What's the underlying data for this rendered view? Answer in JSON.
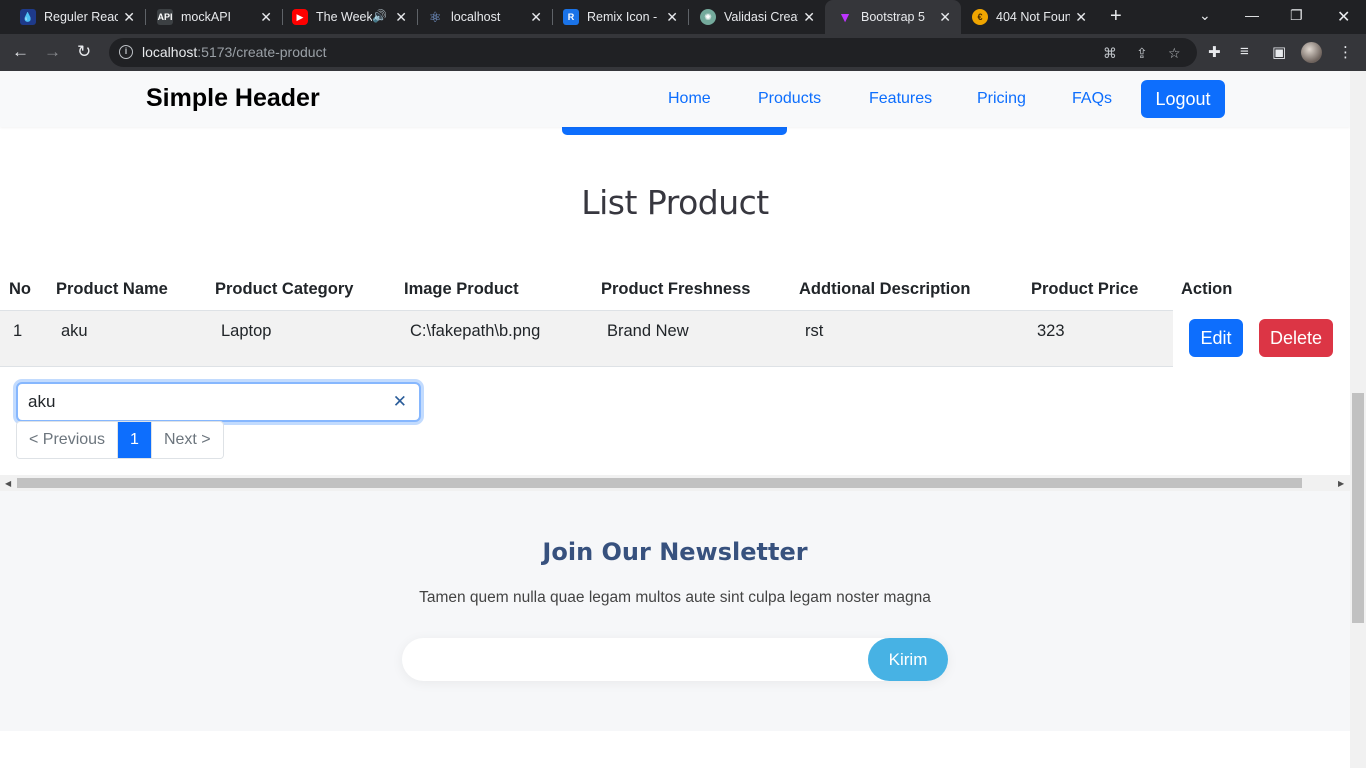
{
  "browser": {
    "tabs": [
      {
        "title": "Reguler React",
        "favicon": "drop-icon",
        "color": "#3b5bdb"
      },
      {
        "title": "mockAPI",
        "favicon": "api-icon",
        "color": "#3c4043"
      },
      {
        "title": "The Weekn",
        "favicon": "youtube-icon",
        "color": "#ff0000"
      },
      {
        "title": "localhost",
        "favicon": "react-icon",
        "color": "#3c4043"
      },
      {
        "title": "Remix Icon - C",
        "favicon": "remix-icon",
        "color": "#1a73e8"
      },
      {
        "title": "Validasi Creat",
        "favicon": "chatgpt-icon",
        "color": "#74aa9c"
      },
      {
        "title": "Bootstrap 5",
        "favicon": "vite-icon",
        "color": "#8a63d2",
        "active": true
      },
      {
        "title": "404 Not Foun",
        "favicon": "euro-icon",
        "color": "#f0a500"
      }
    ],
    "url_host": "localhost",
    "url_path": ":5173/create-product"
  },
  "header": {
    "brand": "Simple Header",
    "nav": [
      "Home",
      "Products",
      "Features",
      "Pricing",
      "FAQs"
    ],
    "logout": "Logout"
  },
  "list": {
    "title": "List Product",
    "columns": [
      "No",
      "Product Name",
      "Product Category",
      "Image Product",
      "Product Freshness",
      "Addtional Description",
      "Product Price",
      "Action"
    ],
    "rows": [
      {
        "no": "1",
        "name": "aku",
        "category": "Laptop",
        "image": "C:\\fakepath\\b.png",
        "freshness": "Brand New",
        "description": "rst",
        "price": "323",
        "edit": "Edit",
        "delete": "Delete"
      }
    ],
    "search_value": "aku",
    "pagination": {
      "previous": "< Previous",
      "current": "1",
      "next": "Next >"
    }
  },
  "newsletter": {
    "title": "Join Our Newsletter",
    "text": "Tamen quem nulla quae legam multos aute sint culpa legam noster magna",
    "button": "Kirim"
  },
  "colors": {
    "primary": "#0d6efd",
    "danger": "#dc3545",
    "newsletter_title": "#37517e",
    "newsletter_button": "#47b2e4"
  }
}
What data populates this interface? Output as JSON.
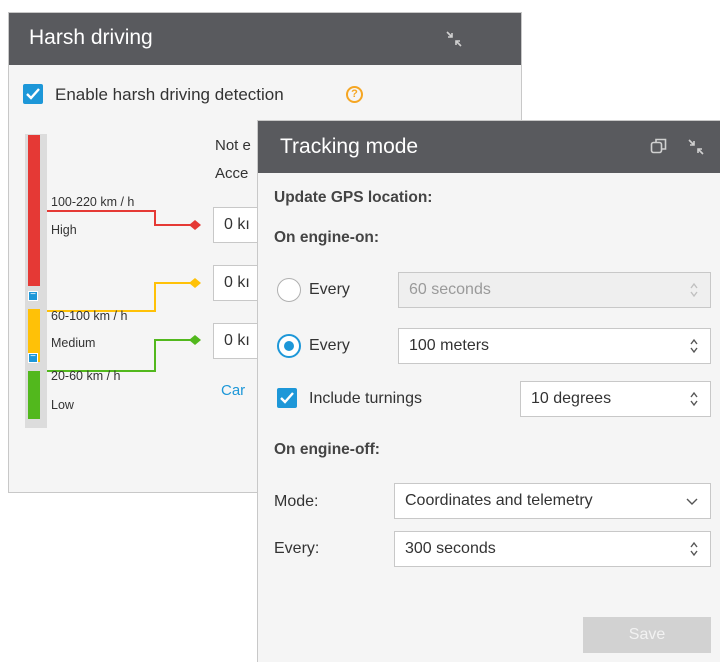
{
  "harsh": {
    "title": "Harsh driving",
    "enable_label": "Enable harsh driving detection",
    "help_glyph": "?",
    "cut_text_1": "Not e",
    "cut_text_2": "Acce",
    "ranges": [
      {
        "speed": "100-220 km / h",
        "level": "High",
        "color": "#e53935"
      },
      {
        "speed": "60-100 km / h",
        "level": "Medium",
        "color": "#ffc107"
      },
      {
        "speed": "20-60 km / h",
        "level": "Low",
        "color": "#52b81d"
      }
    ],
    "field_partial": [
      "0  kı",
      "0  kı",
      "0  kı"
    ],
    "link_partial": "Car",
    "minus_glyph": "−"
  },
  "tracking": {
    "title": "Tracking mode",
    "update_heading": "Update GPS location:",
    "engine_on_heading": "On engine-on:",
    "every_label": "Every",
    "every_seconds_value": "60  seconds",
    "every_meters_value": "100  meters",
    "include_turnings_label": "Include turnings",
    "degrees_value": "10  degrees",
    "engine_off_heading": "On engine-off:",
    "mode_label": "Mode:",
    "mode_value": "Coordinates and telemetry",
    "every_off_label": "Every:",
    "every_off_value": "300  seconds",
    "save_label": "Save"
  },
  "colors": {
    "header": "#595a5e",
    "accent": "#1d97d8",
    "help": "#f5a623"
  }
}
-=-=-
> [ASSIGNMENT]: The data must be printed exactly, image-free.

> [REPLY]:
What's the underlying data for this rendered view? Answer in JSON.
{
  "browser": {
    "tabs": [
      {
        "title": "Reguler React",
        "favicon": "drop-icon",
        "color": "#3b5bdb"
      },
      {
        "title": "mockAPI",
        "favicon": "api-icon",
        "color": "#3c4043"
      },
      {
        "title": "The Weekn",
        "favicon": "youtube-icon",
        "color": "#ff0000"
      },
      {
        "title": "localhost",
        "favicon": "react-icon",
        "color": "#3c4043"
      },
      {
        "title": "Remix Icon - C",
        "favicon": "remix-icon",
        "color": "#1a73e8"
      },
      {
        "title": "Validasi Creat",
        "favicon": "chatgpt-icon",
        "color": "#74aa9c"
      },
      {
        "title": "Bootstrap 5",
        "favicon": "vite-icon",
        "color": "#8a63d2",
        "active": true
      },
      {
        "title": "404 Not Foun",
        "favicon": "euro-icon",
        "color": "#f0a500"
      }
    ],
    "url_host": "localhost",
    "url_path": ":5173/create-product"
  },
  "header": {
    "brand": "Simple Header",
    "nav": [
      "Home",
      "Products",
      "Features",
      "Pricing",
      "FAQs"
    ],
    "logout": "Logout"
  },
  "list": {
    "title": "List Product",
    "columns": [
      "No",
      "Product Name",
      "Product Category",
      "Image Product",
      "Product Freshness",
      "Addtional Description",
      "Product Price",
      "Action"
    ],
    "rows": [
      {
        "no": "1",
        "name": "aku",
        "category": "Laptop",
        "image": "C:\\fakepath\\b.png",
        "freshness": "Brand New",
        "description": "rst",
        "price": "323",
        "edit": "Edit",
        "delete": "Delete"
      }
    ],
    "search_value": "aku",
    "pagination": {
      "previous": "< Previous",
      "current": "1",
      "next": "Next >"
    }
  },
  "newsletter": {
    "title": "Join Our Newsletter",
    "text": "Tamen quem nulla quae legam multos aute sint culpa legam noster magna",
    "button": "Kirim"
  },
  "colors": {
    "primary": "#0d6efd",
    "danger": "#dc3545",
    "newsletter_title": "#37517e",
    "newsletter_button": "#47b2e4"
  }
}
What data populates this interface? Output as JSON.
{
  "harsh": {
    "title": "Harsh driving",
    "enable_label": "Enable harsh driving detection",
    "help_glyph": "?",
    "cut_text_1": "Not e",
    "cut_text_2": "Acce",
    "ranges": [
      {
        "speed": "100-220 km / h",
        "level": "High",
        "color": "#e53935"
      },
      {
        "speed": "60-100 km / h",
        "level": "Medium",
        "color": "#ffc107"
      },
      {
        "speed": "20-60 km / h",
        "level": "Low",
        "color": "#52b81d"
      }
    ],
    "field_partial": [
      "0  kı",
      "0  kı",
      "0  kı"
    ],
    "link_partial": "Car",
    "minus_glyph": "−"
  },
  "tracking": {
    "title": "Tracking mode",
    "update_heading": "Update GPS location:",
    "engine_on_heading": "On engine-on:",
    "every_label": "Every",
    "every_seconds_value": "60  seconds",
    "every_meters_value": "100  meters",
    "include_turnings_label": "Include turnings",
    "degrees_value": "10  degrees",
    "engine_off_heading": "On engine-off:",
    "mode_label": "Mode:",
    "mode_value": "Coordinates and telemetry",
    "every_off_label": "Every:",
    "every_off_value": "300  seconds",
    "save_label": "Save"
  },
  "colors": {
    "header": "#595a5e",
    "accent": "#1d97d8",
    "help": "#f5a623"
  }
}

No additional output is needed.